More food came before it was time for the ortolans, a finch-like bunting from southwest France treasured for tender flesh but a fiercely protected endangered species. His old pal Henri Emmanuelli had brought a dozen, and they were served by a gendarme.
The small band dined as the court did at Versailles, with large napkins masking their faces to hide the grisly gnawing and spitting of tiny bones. Some guests declined diplomatically; diners outnumbered birds. The rest attacked with frenzied relish, each occasionally peeking from behind his cloth to see if anyone got an extra ortolan.
"François Mitterrand emerged first from behind his steaming napkin," Benamou wrote. "Overcome with happiness, his eye sparkling, his glance full of gratitude toward Emmanuelli." One bird remained in the hot oil, and the gendarme-waiter circled the table. When he reached Mitterrand, the bird was still there. The president speared it.
All told, Mitterrand ate thirty oysters, foie gras, a slice of capon, and two ortolans. Not long after, he passed into history.
Brillat-Savarin would have loved that last supper, as much for its meaning as its menu. For him, few pursuits measured up to savoring culinary pleasure. "The invention of a new dish," he wrote in The Physiology of Taste, "brings more to the good of mankind than the discovery of a new star."
Roland Barthes noted: "The discourse on food is like a grillwork window frame, in front of which strolls by each of the sciences that we call social or human." And Pierre Gaxette took the idea to its logical extension. "La cuisine," he wrote, "is not a bad observatory for studying la Grande Histoire."
But if the rise of French civilization could be measured by the knife and fork, so could its fall. And, as the millennium waned and a new sort of world took shape, warning signs were clear.
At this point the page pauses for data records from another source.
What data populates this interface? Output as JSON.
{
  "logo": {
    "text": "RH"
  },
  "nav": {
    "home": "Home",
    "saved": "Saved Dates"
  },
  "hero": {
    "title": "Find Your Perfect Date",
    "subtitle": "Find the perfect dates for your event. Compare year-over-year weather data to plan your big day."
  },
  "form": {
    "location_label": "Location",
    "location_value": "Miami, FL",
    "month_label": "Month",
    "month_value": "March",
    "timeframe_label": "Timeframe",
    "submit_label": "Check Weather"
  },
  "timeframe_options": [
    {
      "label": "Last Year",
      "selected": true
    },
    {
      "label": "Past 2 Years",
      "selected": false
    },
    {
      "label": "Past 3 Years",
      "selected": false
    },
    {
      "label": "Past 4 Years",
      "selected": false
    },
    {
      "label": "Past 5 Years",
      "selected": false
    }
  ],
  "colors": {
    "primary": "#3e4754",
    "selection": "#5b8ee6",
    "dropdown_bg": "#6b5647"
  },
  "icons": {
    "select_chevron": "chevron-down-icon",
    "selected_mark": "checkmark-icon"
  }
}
I had heard reports of France's culinary demise since first moving to Paris. Increasingly, casual conversations revealed distressing testimony. Monsieur Turpin, my friend the Île Saint-Louis fruit-and-fowl man, retired in disgust. When I last saw him, he was glumly singeing pinfeathers off a pheasant, his walrus moustache bristling with indignation. "Ces gens-là," he muttered, jerking an elbow toward a cluster of young French people shambling past, "they are eating while they walk."
During the 1970's, one had to work hard to find a bad meal in France. By the 1990's, it took no trouble at all. Now it seemed that everywhere I looked, someone was fretting over the future. France would dissolve into a mere bouquet of flavors in a stockpot known as the European Union. Worse, the juggernaut of "globalization" would trample historic borders, obliterate ancient customs, dilute a unique society, and leave only ubiquitous golden arches where great restaurants had been.
The glories of France were rooted in the kitchens of Versailles, so prodigious that when Louis XIV died the royal coroner found a stomach twice the size of your average eighteenth-century glutton's. Now vendors sell hot dogs at the gates of Versailles, and French tourists track melted ice-cream goo across its polished courtyard stones.
Was the Sun King's radiance finally in eclipse? Did this, I wondered, mean France was finished?
A Man Called Intrepid author dies aged 89(Dec 03 2013) William Stevenson, a journalist and author who drew on his close ties with intelligence sources to write two best-selling books in the 1970s, A Man Called...